● Exercise input
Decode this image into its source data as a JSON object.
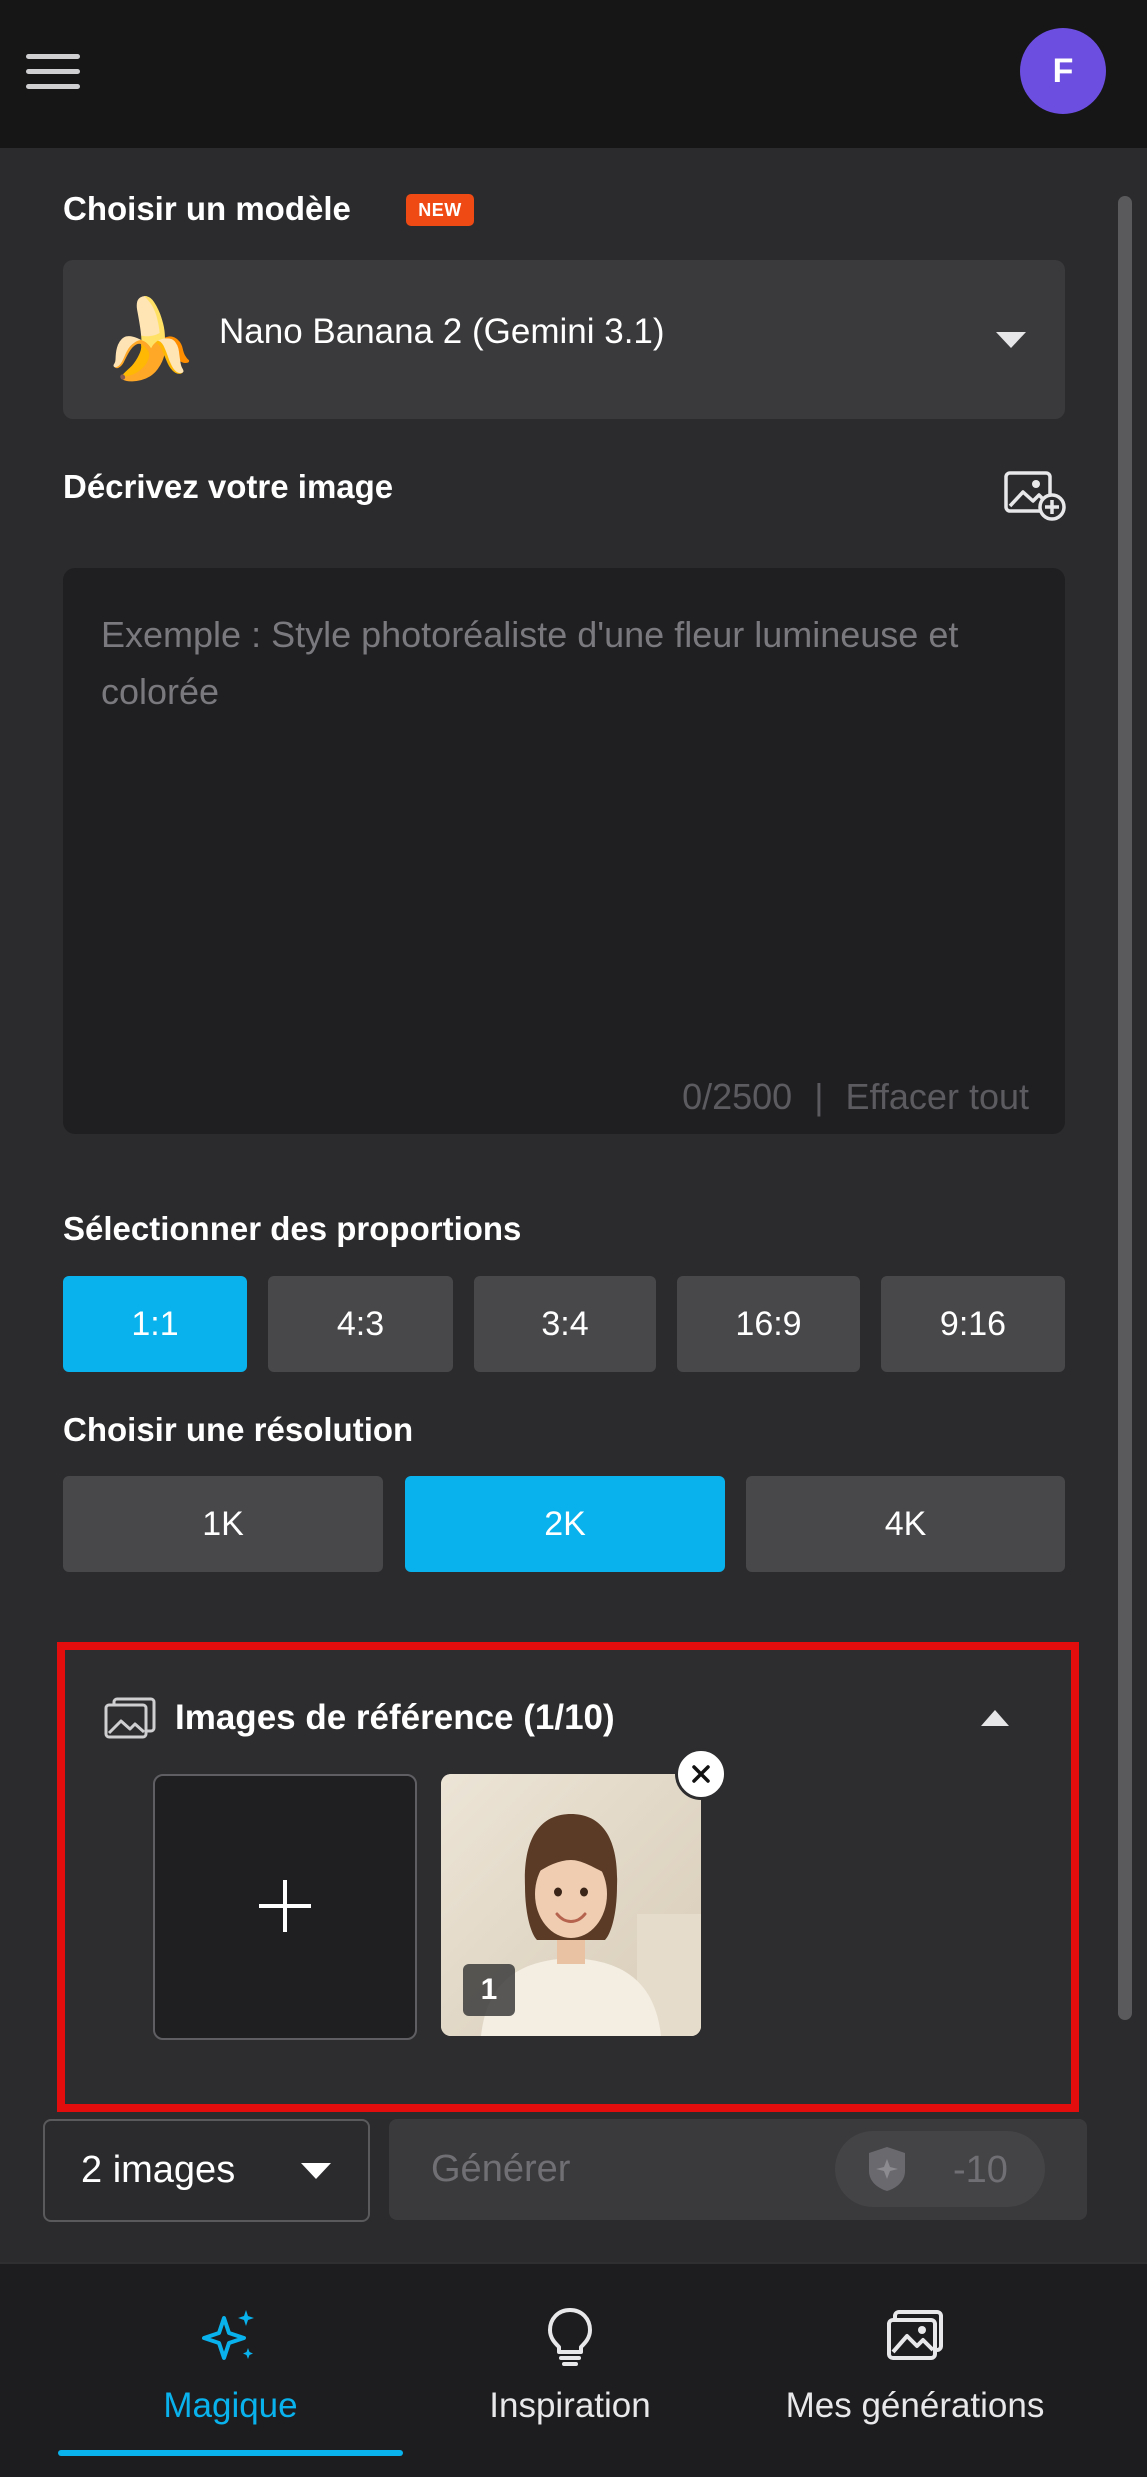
{
  "header": {
    "avatar_initial": "F"
  },
  "model": {
    "section_title": "Choisir un modèle",
    "badge": "NEW",
    "emoji": "🍌",
    "selected": "Nano Banana 2 (Gemini 3.1)"
  },
  "prompt": {
    "section_title": "Décrivez votre image",
    "placeholder": "Exemple : Style photoréaliste d'une fleur lumineuse et colorée",
    "value": "",
    "counter": "0/2500",
    "separator": "|",
    "clear_label": "Effacer tout"
  },
  "proportions": {
    "section_title": "Sélectionner des proportions",
    "options": [
      "1:1",
      "4:3",
      "3:4",
      "16:9",
      "9:16"
    ],
    "selected": "1:1"
  },
  "resolution": {
    "section_title": "Choisir une résolution",
    "options": [
      "1K",
      "2K",
      "4K"
    ],
    "selected": "2K"
  },
  "reference": {
    "title": "Images de référence (1/10)",
    "image_index": "1"
  },
  "actions": {
    "count_label": "2 images",
    "generate_label": "Générer",
    "cost": "-10"
  },
  "nav": {
    "items": [
      {
        "label": "Magique",
        "icon": "sparkle-icon",
        "active": true
      },
      {
        "label": "Inspiration",
        "icon": "lightbulb-icon",
        "active": false
      },
      {
        "label": "Mes générations",
        "icon": "gallery-icon",
        "active": false
      }
    ]
  },
  "colors": {
    "accent": "#09b2ec",
    "badge": "#f04a14",
    "avatar": "#6c4ee0",
    "highlight_border": "#e30d0d"
  }
}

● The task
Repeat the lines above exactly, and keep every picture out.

● Answer box
Decode this image into its source data as a JSON object.
{
  "header": {
    "avatar_initial": "F"
  },
  "model": {
    "section_title": "Choisir un modèle",
    "badge": "NEW",
    "emoji": "🍌",
    "selected": "Nano Banana 2 (Gemini 3.1)"
  },
  "prompt": {
    "section_title": "Décrivez votre image",
    "placeholder": "Exemple : Style photoréaliste d'une fleur lumineuse et colorée",
    "value": "",
    "counter": "0/2500",
    "separator": "|",
    "clear_label": "Effacer tout"
  },
  "proportions": {
    "section_title": "Sélectionner des proportions",
    "options": [
      "1:1",
      "4:3",
      "3:4",
      "16:9",
      "9:16"
    ],
    "selected": "1:1"
  },
  "resolution": {
    "section_title": "Choisir une résolution",
    "options": [
      "1K",
      "2K",
      "4K"
    ],
    "selected": "2K"
  },
  "reference": {
    "title": "Images de référence (1/10)",
    "image_index": "1"
  },
  "actions": {
    "count_label": "2 images",
    "generate_label": "Générer",
    "cost": "-10"
  },
  "nav": {
    "items": [
      {
        "label": "Magique",
        "icon": "sparkle-icon",
        "active": true
      },
      {
        "label": "Inspiration",
        "icon": "lightbulb-icon",
        "active": false
      },
      {
        "label": "Mes générations",
        "icon": "gallery-icon",
        "active": false
      }
    ]
  },
  "colors": {
    "accent": "#09b2ec",
    "badge": "#f04a14",
    "avatar": "#6c4ee0",
    "highlight_border": "#e30d0d"
  }
}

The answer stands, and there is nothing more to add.